Personality tests may help to establish which applicants are mature, objective, sociable, happy, etc., but their use in making employment decisions is controversial. They are difficult to validate and are considered unreliable by some.
Some applicants will attempt to fake personality tests to give the "right" answers. Others will resent what seems to be an invasion of their privacy. If you do decide to use this type of test, make sure that the questions are not too intrusive and that they relate to the job in some way.
When Are Lie Detector and Honesty Tests Useful?
Other tests that can be useful to screen job applicants, but only in limited circumstances, are lie detector tests and honesty tests.
Lie Detector Tests
Lie detector tests should be reserved for instances when they are absolutely needed, such as for jobs where employees:
- have access to large amounts of money
- carry guns

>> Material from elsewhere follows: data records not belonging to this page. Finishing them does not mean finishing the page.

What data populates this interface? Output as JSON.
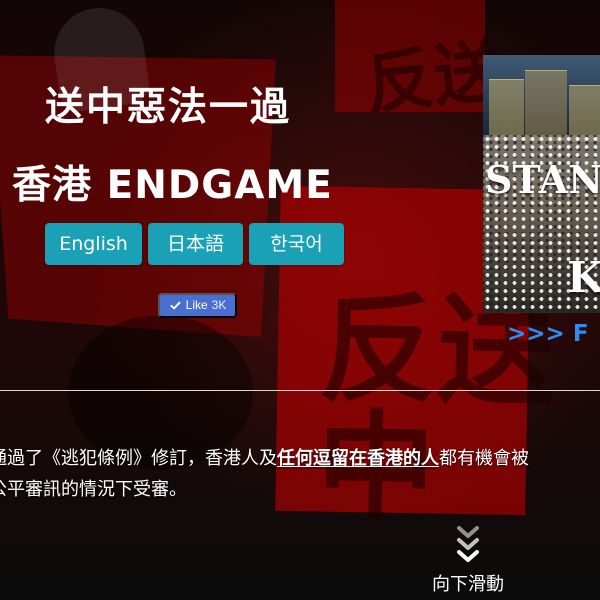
{
  "hero": {
    "title_line_1": "送中惡法一過",
    "title_line_2": "香港 ENDGAME"
  },
  "languages": [
    {
      "label": "English"
    },
    {
      "label": "日本語"
    },
    {
      "label": "한국어"
    }
  ],
  "like_button": {
    "label": "Like",
    "count": "3K"
  },
  "video_preview": {
    "visible_text_1": "STAN",
    "visible_text_2": "K",
    "link_text": ">>> F"
  },
  "description": {
    "line_1_before": "通過了《逃犯條例》修訂，香港人及",
    "line_1_highlight": "任何逗留在香港的人",
    "line_1_after": "都有機會被",
    "line_2": "公平審訊的情況下受審。"
  },
  "scroll": {
    "label": "向下滑動"
  },
  "background_text": {
    "top_sign": "反送",
    "middle_sign": "反送中"
  },
  "colors": {
    "button_accent": "#1aa1b6",
    "like_blue": "#4b6fd1",
    "video_link_blue": "#2d8df0",
    "background_red": "#aa0000",
    "text_white": "#ffffff"
  },
  "icons": {
    "like": "check-icon",
    "scroll": "double-chevron-down-icon"
  }
}
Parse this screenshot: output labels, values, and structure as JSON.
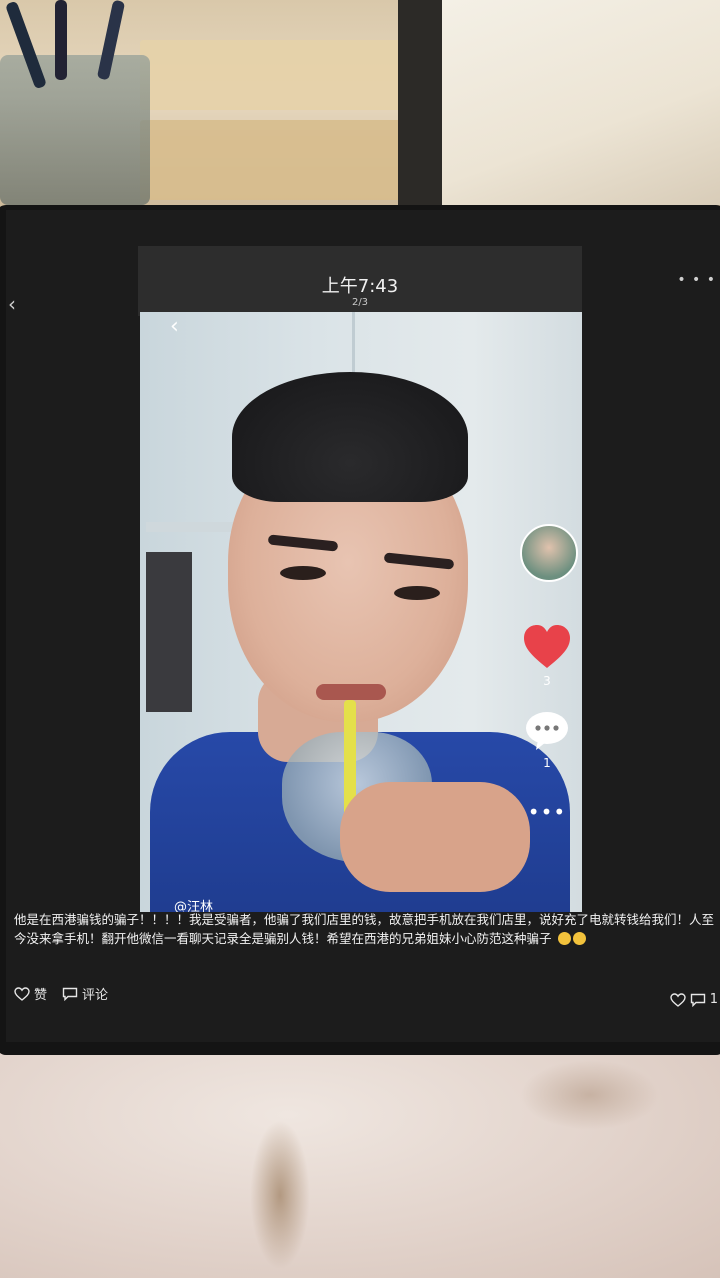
{
  "header": {
    "time": "上午7:43",
    "page_indicator": "2/3"
  },
  "video_overlay": {
    "like_count": "3",
    "comment_count": "1",
    "username_fragment": "@汪林"
  },
  "post": {
    "caption": "他是在西港骗钱的骗子！！！！我是受骗者，他骗了我们店里的钱，故意把手机放在我们店里，说好充了电就转钱给我们！人至今没来拿手机！翻开他微信一看聊天记录全是骗别人钱！希望在西港的兄弟姐妹小心防范这种骗子",
    "like_label": "赞",
    "comment_label": "评论",
    "right_count": "1"
  },
  "colors": {
    "like_red": "#e8424a",
    "screen_bg": "#1c1c1c"
  }
}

Under the Employee Polygraph Protection Act (EPPA), and the law in many states, most private employers are prohibited from requiring, requesting, causing, or suggesting that job applicants (or employees) take polygraph tests as a condition of employment.
Further, employers may not retaliate against job applicants or employees based on the results of a polygraph test or because of a refusal to submit to such a test.
Since the EPPA became effective, polygraph testing of job applicants has been virtually eliminated by private employers.
So when are lie detector tests appropriate for job applicants? Lie detector/polygraph tests may be administered to:
- certain job applicants of security service firms
- certain employees of pharmaceutical manufacturers, distributors, and dispensers
The tests may also be randomly administered to federal, state, and local government job applicants and employees. Employees of national defense and security contractors of the federal government may be tested by the federal government but such tests cannot be administered by the contractor itself.
State lie detector testing laws. Some states place additional restrictions on how lie detector tests can be administered and what can be asked. Consult our state map to learn about additional requirements for employers in those states.
If it is determined, with the aid of legal counsel, that your company has the right and the need to test, certain notices must be provided and procedures followed to ensure that the testing complies with all relevant state and federal laws.
Even if the law prevents you from suggesting a test, a job applicant may voluntarily ask to take the test. If you wish to grant the request, all relevant procedures must be followed to ensure that an applicant is not subjected to an illegal polygraph examination.